* [Your goal] From the entries below, please gather each line containing the string "favicon".

[Data for review]

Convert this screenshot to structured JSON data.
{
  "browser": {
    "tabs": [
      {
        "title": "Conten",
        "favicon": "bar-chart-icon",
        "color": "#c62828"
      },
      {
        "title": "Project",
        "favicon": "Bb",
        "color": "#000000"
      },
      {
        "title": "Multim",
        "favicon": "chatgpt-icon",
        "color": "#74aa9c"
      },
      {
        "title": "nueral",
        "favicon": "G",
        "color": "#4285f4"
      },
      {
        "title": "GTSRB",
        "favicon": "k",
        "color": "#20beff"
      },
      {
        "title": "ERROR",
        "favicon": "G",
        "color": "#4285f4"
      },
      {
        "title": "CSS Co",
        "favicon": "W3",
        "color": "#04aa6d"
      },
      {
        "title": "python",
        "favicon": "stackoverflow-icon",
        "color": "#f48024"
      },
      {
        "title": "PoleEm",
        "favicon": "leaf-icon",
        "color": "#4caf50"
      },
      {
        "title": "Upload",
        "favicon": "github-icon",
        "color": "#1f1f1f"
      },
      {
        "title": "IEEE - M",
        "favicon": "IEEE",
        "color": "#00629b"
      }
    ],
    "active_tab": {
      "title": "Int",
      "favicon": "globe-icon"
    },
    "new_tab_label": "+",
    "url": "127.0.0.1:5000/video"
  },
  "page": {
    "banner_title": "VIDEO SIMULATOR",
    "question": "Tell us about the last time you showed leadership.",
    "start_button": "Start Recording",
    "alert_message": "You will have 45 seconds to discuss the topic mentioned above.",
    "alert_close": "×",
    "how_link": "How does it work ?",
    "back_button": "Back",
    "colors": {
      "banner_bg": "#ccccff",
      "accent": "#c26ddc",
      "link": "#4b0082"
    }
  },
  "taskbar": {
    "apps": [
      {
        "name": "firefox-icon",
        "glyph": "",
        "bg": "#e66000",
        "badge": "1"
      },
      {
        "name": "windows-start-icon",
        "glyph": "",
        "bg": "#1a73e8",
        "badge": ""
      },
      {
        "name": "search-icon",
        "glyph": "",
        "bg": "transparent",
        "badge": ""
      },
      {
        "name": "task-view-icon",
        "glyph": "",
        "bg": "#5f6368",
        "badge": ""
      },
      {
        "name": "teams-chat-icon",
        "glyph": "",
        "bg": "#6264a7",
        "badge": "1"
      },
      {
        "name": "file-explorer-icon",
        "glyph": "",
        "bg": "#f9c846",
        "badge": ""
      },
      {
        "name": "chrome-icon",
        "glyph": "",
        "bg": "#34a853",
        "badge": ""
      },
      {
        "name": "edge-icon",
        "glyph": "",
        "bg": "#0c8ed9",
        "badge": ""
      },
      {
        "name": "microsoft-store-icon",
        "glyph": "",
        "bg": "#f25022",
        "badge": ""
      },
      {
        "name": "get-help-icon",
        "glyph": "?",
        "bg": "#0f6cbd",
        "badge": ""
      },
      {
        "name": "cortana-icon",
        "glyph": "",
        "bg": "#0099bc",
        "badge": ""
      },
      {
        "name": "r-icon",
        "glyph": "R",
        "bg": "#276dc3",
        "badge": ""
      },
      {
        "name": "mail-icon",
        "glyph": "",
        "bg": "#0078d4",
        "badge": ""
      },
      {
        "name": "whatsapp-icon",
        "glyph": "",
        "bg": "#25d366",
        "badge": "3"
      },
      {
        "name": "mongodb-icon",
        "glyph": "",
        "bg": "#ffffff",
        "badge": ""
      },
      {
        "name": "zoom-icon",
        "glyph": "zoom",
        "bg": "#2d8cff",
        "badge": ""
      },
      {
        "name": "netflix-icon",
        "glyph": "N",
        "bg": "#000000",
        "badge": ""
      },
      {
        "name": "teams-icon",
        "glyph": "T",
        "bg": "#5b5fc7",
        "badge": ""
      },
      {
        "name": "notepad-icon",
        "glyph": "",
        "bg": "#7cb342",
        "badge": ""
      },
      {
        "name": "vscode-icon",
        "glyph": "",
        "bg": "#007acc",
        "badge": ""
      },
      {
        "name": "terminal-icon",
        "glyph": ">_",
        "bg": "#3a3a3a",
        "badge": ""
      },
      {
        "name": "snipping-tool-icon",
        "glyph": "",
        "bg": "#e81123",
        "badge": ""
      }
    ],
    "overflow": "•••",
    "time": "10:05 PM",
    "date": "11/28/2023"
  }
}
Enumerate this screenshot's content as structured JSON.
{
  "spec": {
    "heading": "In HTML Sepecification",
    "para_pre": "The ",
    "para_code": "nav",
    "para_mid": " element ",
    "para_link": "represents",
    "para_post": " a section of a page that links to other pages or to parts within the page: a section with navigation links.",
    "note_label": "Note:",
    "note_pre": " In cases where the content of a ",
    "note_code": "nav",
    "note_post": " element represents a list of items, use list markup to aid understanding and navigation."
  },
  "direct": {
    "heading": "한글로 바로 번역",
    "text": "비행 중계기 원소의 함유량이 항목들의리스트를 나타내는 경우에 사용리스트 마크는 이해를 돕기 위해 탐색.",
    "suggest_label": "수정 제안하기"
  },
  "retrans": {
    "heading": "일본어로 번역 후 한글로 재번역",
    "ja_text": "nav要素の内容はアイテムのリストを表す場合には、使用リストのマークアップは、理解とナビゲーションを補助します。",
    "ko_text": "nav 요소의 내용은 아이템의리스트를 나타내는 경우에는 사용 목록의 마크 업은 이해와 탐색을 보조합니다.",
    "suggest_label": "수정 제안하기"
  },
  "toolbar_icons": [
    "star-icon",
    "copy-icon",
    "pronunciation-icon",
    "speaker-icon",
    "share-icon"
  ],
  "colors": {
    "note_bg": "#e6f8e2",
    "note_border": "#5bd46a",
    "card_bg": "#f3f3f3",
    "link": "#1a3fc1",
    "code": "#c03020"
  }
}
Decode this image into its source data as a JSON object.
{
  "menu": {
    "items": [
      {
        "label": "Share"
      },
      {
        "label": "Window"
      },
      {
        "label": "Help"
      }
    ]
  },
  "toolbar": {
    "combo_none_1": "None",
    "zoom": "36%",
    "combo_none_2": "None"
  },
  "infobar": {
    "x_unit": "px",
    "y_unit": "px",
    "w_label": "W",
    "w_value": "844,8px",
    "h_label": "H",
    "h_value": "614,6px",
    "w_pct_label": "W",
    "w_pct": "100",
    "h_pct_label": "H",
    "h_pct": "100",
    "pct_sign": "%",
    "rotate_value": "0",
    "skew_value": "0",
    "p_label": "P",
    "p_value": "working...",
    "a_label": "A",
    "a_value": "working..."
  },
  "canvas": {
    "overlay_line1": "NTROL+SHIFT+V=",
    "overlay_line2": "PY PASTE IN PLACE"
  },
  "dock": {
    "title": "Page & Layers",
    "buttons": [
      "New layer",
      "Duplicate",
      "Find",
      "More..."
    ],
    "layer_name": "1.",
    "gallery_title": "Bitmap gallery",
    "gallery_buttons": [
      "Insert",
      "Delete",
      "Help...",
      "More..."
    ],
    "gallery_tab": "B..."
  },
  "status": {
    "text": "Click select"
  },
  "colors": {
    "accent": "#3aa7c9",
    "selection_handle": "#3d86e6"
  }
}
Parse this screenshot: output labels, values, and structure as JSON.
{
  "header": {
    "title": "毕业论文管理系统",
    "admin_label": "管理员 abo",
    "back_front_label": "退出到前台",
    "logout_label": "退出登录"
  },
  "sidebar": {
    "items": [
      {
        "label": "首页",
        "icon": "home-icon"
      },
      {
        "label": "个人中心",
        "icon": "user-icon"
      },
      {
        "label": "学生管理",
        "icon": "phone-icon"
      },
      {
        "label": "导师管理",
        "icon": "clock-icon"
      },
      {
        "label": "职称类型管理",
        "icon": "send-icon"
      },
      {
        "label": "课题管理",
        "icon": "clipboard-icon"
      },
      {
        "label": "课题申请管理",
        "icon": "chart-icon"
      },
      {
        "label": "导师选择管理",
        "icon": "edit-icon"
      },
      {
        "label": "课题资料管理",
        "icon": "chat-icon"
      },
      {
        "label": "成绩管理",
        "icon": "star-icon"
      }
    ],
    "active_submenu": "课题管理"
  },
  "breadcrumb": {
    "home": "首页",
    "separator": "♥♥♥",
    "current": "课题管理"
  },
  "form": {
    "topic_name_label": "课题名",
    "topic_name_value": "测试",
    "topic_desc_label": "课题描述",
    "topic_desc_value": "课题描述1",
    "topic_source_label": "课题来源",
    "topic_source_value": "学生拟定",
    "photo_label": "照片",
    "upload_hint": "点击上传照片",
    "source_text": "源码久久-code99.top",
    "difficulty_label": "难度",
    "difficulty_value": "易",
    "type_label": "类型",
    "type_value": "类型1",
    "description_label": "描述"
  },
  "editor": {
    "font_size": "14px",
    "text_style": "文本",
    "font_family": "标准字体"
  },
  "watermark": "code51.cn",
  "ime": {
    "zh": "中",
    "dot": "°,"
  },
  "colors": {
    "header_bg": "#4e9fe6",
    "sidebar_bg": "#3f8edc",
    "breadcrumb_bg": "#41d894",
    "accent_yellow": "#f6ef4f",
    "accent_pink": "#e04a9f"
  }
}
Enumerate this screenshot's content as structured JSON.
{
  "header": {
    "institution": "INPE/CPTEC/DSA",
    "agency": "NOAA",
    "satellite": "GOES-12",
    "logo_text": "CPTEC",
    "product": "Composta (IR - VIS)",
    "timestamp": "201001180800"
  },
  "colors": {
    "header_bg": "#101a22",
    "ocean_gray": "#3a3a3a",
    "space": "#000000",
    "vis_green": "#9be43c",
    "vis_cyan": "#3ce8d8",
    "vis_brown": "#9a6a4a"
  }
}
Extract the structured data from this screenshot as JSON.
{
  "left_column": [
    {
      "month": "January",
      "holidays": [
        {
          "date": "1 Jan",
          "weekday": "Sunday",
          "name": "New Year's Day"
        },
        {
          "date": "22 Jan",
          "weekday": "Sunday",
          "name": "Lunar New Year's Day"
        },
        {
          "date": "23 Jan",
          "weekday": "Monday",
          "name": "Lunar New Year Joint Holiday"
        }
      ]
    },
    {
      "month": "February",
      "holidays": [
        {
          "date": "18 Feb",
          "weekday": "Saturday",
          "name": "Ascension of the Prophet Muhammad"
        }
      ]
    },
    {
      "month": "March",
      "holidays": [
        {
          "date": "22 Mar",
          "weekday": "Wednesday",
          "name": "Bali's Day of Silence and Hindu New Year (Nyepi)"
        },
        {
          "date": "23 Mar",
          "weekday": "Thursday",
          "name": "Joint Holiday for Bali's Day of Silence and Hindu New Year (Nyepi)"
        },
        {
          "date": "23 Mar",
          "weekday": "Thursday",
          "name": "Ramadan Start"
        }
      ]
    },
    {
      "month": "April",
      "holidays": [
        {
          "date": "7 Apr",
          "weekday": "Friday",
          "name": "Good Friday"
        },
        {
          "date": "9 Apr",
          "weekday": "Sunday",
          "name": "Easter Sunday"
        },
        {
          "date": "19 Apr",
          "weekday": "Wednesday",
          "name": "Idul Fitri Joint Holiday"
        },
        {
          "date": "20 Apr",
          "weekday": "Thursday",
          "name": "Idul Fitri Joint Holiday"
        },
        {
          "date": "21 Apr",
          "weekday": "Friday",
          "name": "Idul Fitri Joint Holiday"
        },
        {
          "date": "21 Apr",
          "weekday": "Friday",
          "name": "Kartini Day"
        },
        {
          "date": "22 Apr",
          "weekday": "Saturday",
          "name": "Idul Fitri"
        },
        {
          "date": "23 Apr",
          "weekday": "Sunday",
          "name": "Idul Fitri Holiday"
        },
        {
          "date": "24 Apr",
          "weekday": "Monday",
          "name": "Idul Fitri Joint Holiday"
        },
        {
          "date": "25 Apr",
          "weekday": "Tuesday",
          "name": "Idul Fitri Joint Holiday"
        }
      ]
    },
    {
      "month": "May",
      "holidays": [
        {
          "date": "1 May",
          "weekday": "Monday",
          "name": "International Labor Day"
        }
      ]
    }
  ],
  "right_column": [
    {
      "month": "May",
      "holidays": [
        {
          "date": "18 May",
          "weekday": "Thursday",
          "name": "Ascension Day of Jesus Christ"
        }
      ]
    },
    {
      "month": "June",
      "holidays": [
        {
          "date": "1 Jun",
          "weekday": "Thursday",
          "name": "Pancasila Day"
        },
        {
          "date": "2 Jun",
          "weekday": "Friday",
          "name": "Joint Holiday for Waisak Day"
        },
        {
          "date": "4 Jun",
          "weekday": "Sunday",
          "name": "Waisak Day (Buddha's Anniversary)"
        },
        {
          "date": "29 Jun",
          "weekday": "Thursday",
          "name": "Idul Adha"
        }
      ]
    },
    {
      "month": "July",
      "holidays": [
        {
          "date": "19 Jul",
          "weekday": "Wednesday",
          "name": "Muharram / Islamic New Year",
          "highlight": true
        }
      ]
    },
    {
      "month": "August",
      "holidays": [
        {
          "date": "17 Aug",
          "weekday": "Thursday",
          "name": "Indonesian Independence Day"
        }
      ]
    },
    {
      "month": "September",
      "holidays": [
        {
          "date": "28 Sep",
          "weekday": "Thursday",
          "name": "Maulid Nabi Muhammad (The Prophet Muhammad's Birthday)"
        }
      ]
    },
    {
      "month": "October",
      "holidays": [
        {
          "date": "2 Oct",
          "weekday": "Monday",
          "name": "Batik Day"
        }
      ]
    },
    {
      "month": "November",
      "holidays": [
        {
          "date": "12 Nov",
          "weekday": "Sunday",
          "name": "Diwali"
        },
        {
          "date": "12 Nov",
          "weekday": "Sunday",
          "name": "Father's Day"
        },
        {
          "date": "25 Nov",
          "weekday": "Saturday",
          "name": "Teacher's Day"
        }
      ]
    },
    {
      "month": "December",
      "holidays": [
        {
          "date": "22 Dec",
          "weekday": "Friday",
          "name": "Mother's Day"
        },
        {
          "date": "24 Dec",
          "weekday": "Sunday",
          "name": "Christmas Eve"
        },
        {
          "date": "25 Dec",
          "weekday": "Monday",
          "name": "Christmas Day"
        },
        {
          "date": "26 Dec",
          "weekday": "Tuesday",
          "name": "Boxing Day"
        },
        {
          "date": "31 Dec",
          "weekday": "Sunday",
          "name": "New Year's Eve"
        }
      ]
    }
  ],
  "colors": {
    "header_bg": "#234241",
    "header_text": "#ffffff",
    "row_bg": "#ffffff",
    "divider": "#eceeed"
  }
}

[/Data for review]

* [Result of the exercise]
        "favicon": "bar-chart-icon",
        "favicon": "Bb",
        "favicon": "chatgpt-icon",
        "favicon": "G",
        "favicon": "k",
        "favicon": "G",
        "favicon": "W3",
        "favicon": "stackoverflow-icon",
        "favicon": "leaf-icon",
        "favicon": "github-icon",
        "favicon": "IEEE",
      "favicon": "globe-icon"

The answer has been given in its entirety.